LED Educator/Consultant, Creator, The LED Show

James HighgateWhat keeps me up at night and throughout the day is one and the same—security within the lighting protocols. In the rush to produce a trendy product, some manufacturers will cut cost and reduce the customer’s Internet safety. It is easy to make a light dim or change colors via a cell phone. The tough part or responsible part is how it affects the rest of the network and its connections. A standard or entry level of security should be minimally required, like a UL/ETL/etc. listing. Not to layer on another hurdle for manufacturers, but to set the bar for consumer protection.
Principal, Navigate Design

The interior design community embraced LED technology during its infancy, immediately recognizing it as an innovative concept. While the general public has also grasped the concept of energy efficiency within the last decade, the hospitality and F&B industry has yet to justify the upfront capital required to purchase LED technology. What keeps me up at night is that a number of restaurant clients do not understand the long-term benefits of using LED—rather they are driven by shorter term ROIs. In addition, a lot of clients still fear LEDs, thinking they are always cold and can never replace the ambience generated from halogen lamps.
Strategic Market Manager, Commercial Lighting, Northwest Energy Efficiency Alliance

While the adoption rate of LED lighting is soaring, controls have yet to feel the love. Less than 20 percent of installed lighting includes controls of any kind, and that holds true for LED lighting installations. Yet controls, and especially advanced connected lighting controls, are our best option in the lighting world for reducing energy use, reducing dependence on fossil fuel and combating climate change. How can efficiency programs work in synergy with the market to create a world where smart lighting is as common as smart phones?
Building Grid Technologies Sales Manager, Robert Bosch LLC

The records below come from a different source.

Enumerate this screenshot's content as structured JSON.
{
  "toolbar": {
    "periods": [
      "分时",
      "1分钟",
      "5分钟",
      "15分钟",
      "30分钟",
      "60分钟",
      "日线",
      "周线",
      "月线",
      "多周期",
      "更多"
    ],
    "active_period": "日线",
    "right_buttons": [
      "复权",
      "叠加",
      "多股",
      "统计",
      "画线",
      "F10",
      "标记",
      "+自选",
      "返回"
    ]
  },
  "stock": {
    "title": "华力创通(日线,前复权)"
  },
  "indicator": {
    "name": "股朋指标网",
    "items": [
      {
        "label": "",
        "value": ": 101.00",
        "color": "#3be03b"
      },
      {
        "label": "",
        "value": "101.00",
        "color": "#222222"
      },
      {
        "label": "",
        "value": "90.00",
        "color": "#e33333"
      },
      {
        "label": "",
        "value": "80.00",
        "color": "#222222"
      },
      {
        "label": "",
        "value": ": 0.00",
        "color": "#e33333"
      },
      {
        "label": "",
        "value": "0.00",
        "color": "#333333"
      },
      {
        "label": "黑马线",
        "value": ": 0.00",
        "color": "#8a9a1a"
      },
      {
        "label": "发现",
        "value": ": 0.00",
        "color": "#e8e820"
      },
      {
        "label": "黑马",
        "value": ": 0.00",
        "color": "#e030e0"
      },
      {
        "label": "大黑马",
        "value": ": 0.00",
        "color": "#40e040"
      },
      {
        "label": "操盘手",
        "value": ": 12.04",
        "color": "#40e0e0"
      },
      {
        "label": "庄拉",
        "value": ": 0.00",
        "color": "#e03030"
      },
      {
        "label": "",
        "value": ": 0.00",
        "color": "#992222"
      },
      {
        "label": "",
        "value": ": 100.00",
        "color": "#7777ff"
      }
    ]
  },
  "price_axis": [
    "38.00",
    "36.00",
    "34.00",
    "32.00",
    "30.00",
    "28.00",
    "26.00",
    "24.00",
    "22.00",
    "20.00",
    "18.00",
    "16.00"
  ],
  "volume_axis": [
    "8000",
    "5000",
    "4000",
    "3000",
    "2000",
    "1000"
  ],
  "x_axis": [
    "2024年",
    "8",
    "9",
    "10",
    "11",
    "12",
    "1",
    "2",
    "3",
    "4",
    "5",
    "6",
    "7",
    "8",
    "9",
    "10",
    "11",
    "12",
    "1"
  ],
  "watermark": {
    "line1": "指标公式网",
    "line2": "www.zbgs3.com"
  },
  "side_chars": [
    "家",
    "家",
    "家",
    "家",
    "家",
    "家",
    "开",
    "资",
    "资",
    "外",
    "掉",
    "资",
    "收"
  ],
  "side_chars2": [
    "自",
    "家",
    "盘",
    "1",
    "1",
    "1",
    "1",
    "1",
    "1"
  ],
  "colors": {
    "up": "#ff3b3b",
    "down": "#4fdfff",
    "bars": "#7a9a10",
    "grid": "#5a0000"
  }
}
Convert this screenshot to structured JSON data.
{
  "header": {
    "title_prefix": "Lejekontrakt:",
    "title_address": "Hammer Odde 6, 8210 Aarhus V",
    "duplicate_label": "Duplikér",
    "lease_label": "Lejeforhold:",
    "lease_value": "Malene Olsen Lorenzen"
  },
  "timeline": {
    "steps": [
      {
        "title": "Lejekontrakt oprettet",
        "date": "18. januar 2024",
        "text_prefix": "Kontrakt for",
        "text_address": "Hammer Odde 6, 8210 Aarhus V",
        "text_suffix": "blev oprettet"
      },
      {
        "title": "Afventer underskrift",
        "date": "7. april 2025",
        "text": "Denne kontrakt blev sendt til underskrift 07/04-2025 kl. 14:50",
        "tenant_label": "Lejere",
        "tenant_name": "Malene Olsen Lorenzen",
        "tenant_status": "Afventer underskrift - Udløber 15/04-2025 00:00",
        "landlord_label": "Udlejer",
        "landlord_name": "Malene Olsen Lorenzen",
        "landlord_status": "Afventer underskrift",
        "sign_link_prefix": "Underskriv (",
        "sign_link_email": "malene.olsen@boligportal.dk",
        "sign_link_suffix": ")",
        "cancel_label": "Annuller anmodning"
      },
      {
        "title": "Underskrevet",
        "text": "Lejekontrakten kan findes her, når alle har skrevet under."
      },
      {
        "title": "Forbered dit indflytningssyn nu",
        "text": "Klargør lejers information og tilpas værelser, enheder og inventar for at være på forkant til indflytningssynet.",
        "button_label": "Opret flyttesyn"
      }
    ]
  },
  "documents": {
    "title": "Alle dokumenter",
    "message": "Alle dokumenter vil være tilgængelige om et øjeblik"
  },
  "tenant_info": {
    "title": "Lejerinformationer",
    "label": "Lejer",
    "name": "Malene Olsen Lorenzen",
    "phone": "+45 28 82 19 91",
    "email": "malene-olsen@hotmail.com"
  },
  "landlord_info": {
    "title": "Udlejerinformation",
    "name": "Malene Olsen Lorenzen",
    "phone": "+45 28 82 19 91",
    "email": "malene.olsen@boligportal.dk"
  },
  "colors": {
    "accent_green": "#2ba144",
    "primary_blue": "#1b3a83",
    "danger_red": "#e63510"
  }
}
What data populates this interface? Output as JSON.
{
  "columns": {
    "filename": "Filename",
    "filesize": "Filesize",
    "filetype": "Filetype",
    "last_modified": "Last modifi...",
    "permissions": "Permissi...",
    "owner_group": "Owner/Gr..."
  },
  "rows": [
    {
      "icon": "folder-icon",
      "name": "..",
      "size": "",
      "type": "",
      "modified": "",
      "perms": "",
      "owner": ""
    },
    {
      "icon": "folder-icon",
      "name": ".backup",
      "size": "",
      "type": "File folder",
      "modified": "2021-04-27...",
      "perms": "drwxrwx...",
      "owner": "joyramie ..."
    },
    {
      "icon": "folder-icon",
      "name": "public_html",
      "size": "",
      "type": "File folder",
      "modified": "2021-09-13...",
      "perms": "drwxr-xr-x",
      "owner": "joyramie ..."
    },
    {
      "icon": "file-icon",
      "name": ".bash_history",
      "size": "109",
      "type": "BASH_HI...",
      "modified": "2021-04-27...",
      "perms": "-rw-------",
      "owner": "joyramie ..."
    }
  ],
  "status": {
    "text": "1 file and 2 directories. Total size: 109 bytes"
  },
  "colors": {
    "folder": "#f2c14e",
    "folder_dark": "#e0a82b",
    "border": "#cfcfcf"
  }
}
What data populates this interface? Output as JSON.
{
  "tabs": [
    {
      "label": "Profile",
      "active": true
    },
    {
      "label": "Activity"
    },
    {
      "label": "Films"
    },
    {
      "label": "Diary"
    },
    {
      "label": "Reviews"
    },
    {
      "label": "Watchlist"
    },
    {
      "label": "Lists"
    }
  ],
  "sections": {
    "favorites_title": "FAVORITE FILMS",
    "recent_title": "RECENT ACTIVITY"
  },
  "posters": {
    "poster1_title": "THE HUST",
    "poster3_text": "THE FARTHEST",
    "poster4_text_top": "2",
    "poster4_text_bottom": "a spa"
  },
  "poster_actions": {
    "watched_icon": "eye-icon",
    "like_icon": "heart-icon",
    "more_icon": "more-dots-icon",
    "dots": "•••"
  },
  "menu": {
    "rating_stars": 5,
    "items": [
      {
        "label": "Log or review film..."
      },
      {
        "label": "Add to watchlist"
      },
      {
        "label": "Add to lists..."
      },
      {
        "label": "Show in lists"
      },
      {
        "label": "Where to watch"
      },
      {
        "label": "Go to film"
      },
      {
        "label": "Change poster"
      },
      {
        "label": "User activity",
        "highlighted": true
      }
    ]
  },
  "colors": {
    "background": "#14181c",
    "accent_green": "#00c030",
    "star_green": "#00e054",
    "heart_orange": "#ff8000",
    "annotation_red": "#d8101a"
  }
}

I think about two issues, both focused on product quality and performance. The first deals with the potential maintenance burden that looms from LED fixtures. While there’s a lot of discussion around the longevity of the LEDs in luminaires, there’s a lack of data around the life of the AC drivers and little awareness that direct current technology can significantly improve the lifespan of an LED fixture. The second deals with how customers evaluate financial considerations. While a quick payback can be one effective means of evaluation, it can also lead to the installation of less robust components that won’t go the distance.